Mitchell’s Broadway credits that followed included popular iconic productions “Ragtime,” “Jelly’s Last Jam,” “Kiss Me Kate,” “Man of La Mancha,” and other favorites. Along his Broadway journey, he collected numerous Tony Award nominations, including a win for best actor and the 2016 Isabelle Stevenson Tony Award for his work with the Actors Fund.
But while life as a Broadway actor has its monumental high points, it also takes over an actor’s life by virtue of the sheer hours that are devoted to a production.
“Since my son was born, I didn’t really want to be stuck doing eight shows a week performing in a Broadway play,” Mitchell mused. “It takes up a lot of your time, especially when you would normally see your kid. So that’s when I went into the concert world.”

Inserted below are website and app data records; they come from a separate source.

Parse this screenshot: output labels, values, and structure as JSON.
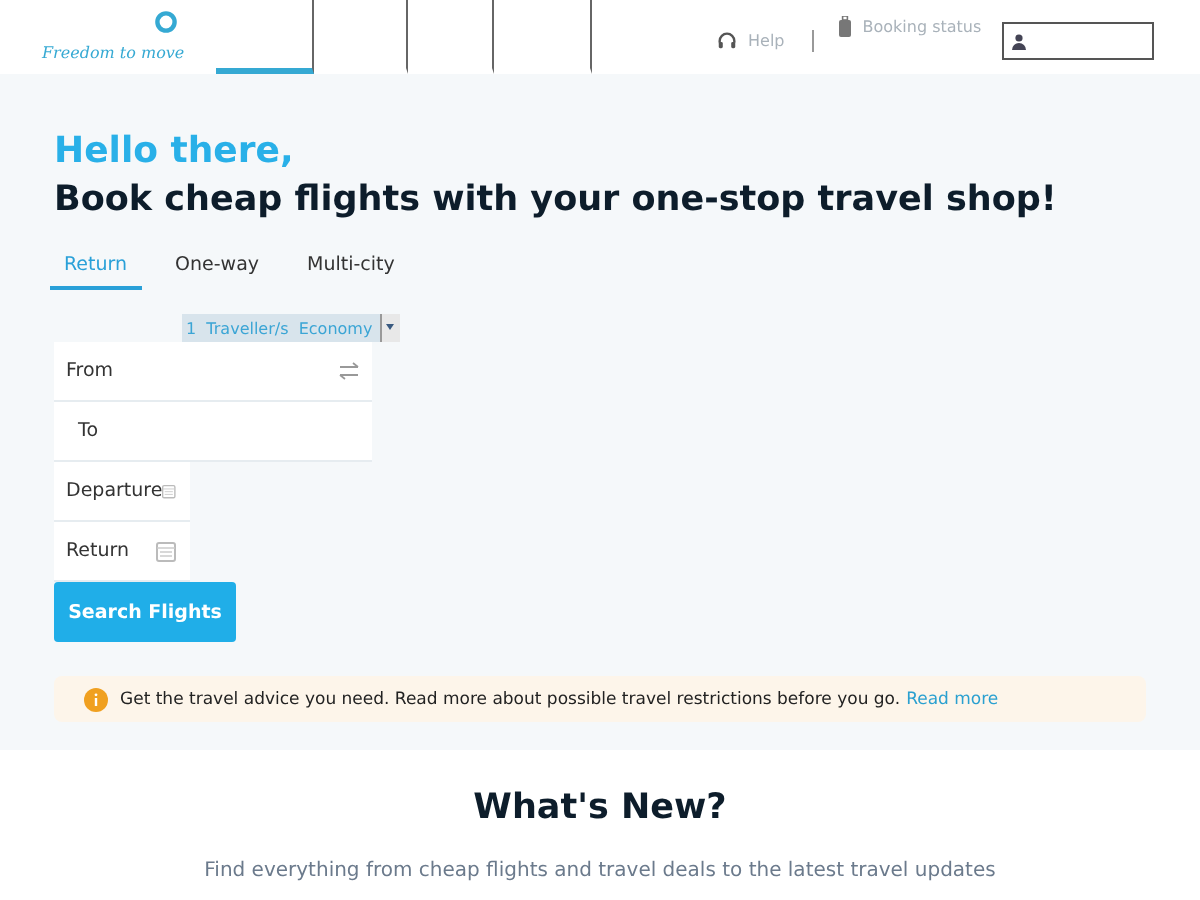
{
  "header": {
    "logo_tagline": "Freedom to move",
    "nav_tabs": [
      {
        "selected": true
      },
      {
        "selected": false
      },
      {
        "selected": false
      },
      {
        "selected": false
      }
    ],
    "help": "Help",
    "booking_status": "Booking status"
  },
  "hero": {
    "greeting": "Hello there,",
    "headline": "Book cheap flights with your one-stop travel shop!"
  },
  "trip_tabs": [
    {
      "label": "Return",
      "selected": true
    },
    {
      "label": "One-way",
      "selected": false
    },
    {
      "label": "Multi-city",
      "selected": false
    }
  ],
  "travellers": "1  Traveller/s  Economy",
  "fields": {
    "from": "From",
    "to": "To",
    "departure": "Departure",
    "return": "Return"
  },
  "search_button": "Search Flights",
  "advice": {
    "text": "Get the travel advice you need. Read more about possible travel restrictions before you go.",
    "link": "Read more"
  },
  "whats_new": {
    "title": "What's New?",
    "subtitle": "Find everything from cheap flights and travel deals to the latest travel updates"
  }
}
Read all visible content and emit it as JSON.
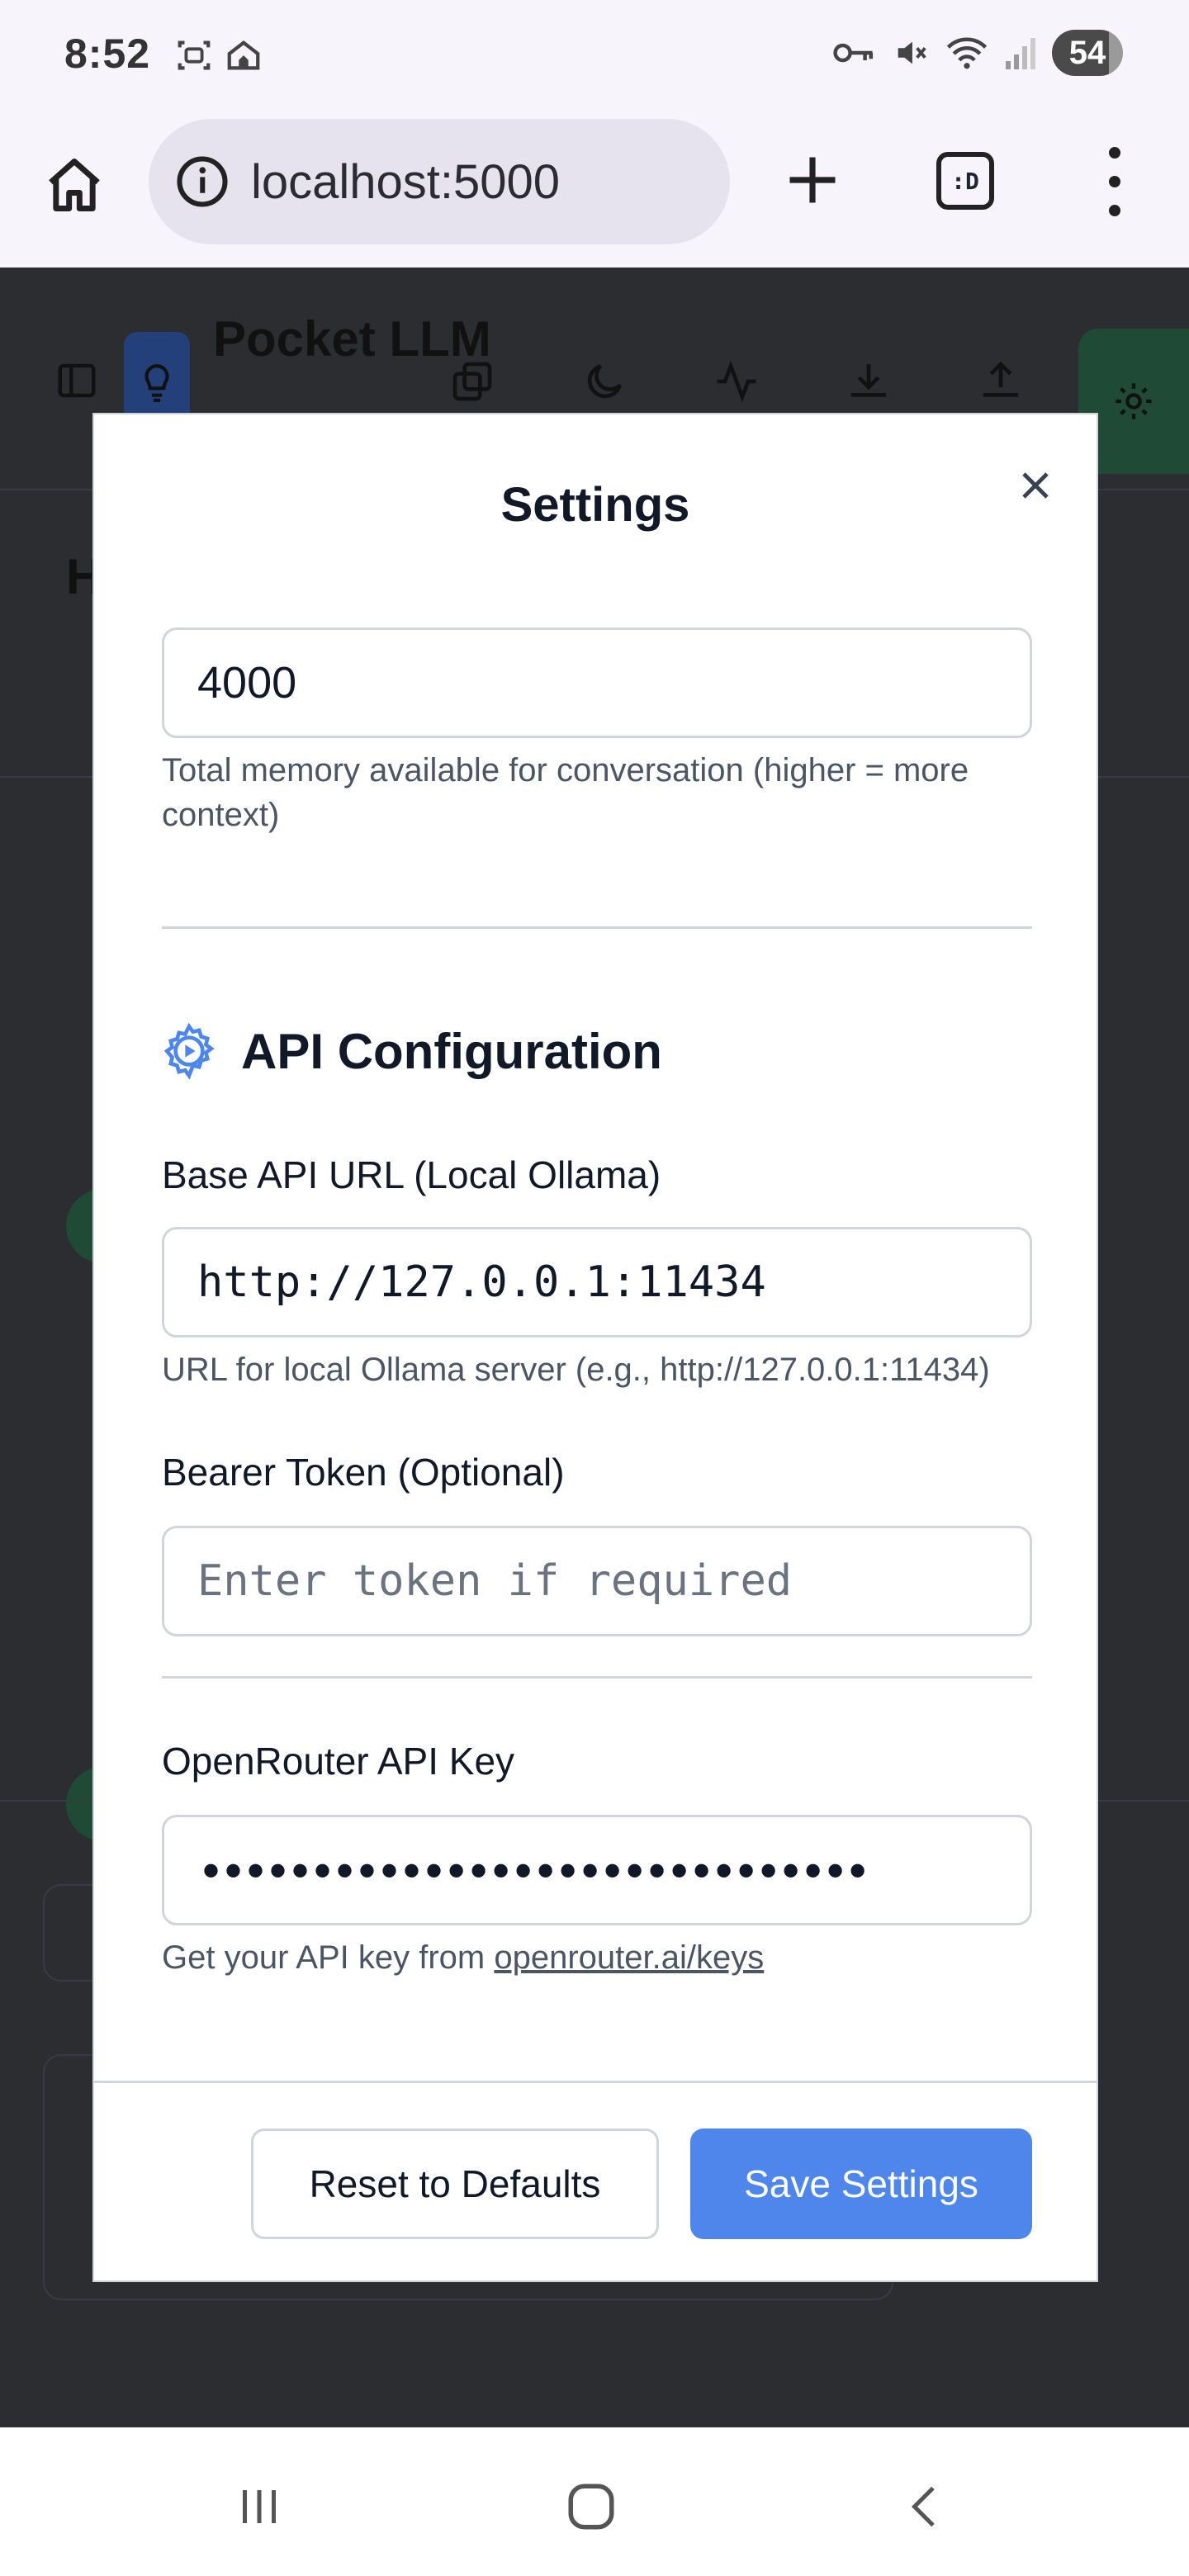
{
  "status_bar": {
    "time": "8:52",
    "battery": "54"
  },
  "browser": {
    "url": "localhost:5000",
    "tabs_label": ":D"
  },
  "background_app": {
    "title": "Pocket LLM",
    "heading_initial": "H"
  },
  "modal": {
    "title": "Settings",
    "memory": {
      "value": "4000",
      "help": "Total memory available for conversation (higher = more context)"
    },
    "api_section": {
      "title": "API Configuration",
      "base_url": {
        "label": "Base API URL (Local Ollama)",
        "value": "http://127.0.0.1:11434",
        "help": "URL for local Ollama server (e.g., http://127.0.0.1:11434)"
      },
      "bearer": {
        "label": "Bearer Token (Optional)",
        "placeholder": "Enter token if required"
      },
      "openrouter": {
        "label": "OpenRouter API Key",
        "masked_value": "••••••••••••••••••••••••••••••",
        "help_prefix": "Get your API key from ",
        "help_link": "openrouter.ai/keys"
      }
    },
    "buttons": {
      "reset": "Reset to Defaults",
      "save": "Save Settings"
    }
  },
  "colors": {
    "accent": "#4f86ec",
    "overlay": "#2c2d31",
    "gear": "#4f86ec"
  },
  "icons": [
    "home-icon",
    "info-icon",
    "plus-icon",
    "tabs-icon",
    "more-vert-icon",
    "close-icon",
    "gear-icon",
    "recents-icon",
    "home-nav-icon",
    "back-icon"
  ]
}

Singing in a concert setting has given the talented performer more of his life back while at the same time giving him the opportunity to perform with top orchestras in different theaters all over the country. He’s been fortunate to work with iconic composer-conductor John Williams and conductor Keith Lockhart of the Boston Pops Orchestra over the years.
“Sometimes I do a show just with the piano, sometimes with a trio, sometimes with a jazz band. It’s always different. I can say what I want, I can sing what I want and do what I want,” Mitchell said.
And that’s what the Seattle-born entertainer will be doing at the Historic Roxy on Saturday.
While he most enjoys the concert stage setting these days, the performer freely admits his favorite venue is “wherever I can make a living — sometimes it’s television, sometimes it’s film, sometimes it’s voiceover work.”
Mitchell also has immersed himself in creating albums of his music. One of his albums, “Plays With Music,” is now being marketed. He also has three future albums brewing “in my head.”
He’s one lucky guy
The affable Mitchell is enjoying the freedom that his show-biz versatility has allowed him. But he is the first to admit that he’s one lucky guy.
“I call myself the luckiest actor in the world,” he said with a smile that telegraphed over the phone. “I never had to wait tables, pump gas, never had to do anything except perform. I understand how unusual and rare and uncommon that is for anyone to have that kind of experience in this business.
“In show business, there’s a lot of luck involved. You have to be at the right place, at the right time, with a certain talent set. I don’t know what the exact combination is, but the one thing I’m sure about is that I don’t know anybody who’s successful in show business who hasn’t worked really, really hard at it.”
And Mitchell said he’s worked hard at his craft. But the hard work has never been an issue for him.
”I love the work. For me, it’s really fun and that’s why I do it. I do it because I love doing it.”